◆ WHAT YOU WILL DO ◆
Pull every line holding the string "Alle" from the records below.

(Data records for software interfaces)
>>>>>

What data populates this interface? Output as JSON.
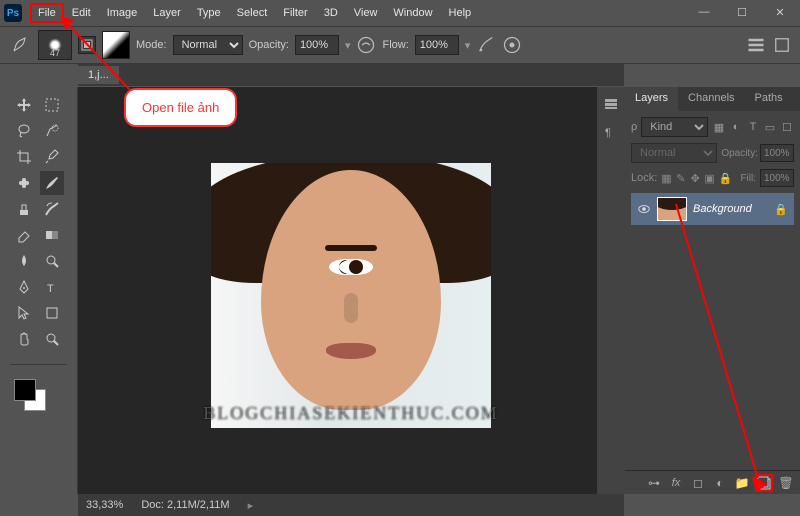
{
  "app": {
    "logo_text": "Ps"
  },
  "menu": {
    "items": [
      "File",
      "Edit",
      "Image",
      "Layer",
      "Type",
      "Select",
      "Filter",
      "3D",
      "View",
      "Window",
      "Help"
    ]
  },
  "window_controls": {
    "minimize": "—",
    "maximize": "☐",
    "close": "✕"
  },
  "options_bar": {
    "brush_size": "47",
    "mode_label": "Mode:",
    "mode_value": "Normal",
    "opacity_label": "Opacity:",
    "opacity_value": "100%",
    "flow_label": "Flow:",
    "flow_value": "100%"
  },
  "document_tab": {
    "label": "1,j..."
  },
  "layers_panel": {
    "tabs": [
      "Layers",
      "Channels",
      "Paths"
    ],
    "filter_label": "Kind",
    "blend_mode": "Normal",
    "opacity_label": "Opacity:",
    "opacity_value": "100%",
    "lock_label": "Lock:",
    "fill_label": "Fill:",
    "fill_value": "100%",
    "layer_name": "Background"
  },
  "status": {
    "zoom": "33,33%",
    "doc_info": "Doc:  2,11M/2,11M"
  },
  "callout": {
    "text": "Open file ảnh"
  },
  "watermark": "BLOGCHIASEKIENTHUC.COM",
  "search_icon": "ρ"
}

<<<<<
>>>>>

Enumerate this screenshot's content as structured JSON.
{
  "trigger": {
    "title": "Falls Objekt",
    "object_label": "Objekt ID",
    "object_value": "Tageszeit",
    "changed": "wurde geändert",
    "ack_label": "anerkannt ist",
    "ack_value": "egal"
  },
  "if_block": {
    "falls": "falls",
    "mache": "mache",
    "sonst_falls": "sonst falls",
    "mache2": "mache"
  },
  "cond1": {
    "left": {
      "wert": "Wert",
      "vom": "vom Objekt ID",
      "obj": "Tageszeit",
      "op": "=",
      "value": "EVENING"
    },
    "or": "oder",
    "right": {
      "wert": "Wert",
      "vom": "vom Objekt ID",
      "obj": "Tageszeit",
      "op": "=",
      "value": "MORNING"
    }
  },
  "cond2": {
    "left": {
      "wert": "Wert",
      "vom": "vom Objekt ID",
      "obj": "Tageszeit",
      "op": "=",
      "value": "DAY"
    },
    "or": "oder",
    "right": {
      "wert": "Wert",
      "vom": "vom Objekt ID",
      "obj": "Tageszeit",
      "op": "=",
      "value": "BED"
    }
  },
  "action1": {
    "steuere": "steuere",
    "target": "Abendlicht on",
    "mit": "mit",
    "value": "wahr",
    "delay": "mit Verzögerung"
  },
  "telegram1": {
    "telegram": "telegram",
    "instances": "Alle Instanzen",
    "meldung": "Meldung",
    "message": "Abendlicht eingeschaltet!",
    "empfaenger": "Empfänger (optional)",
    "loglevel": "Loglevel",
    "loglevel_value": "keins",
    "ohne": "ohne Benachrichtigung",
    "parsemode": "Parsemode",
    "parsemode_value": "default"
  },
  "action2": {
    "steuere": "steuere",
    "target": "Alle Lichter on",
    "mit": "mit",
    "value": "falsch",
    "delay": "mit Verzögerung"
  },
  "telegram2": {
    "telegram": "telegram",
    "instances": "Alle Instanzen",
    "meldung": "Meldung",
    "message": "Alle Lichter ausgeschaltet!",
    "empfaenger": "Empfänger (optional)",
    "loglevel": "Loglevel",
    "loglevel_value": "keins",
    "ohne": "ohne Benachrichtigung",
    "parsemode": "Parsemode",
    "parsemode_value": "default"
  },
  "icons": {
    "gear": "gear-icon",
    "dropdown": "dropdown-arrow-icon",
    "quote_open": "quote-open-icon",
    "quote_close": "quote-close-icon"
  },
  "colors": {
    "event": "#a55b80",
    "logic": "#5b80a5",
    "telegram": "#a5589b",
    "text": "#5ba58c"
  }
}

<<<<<

◆ OUTPUT FOR THIS EXERCISE ◆
    "instances": "Alle Instanzen",
    "target": "Alle Lichter on",
    "instances": "Alle Instanzen",
    "message": "Alle Lichter ausgeschaltet!",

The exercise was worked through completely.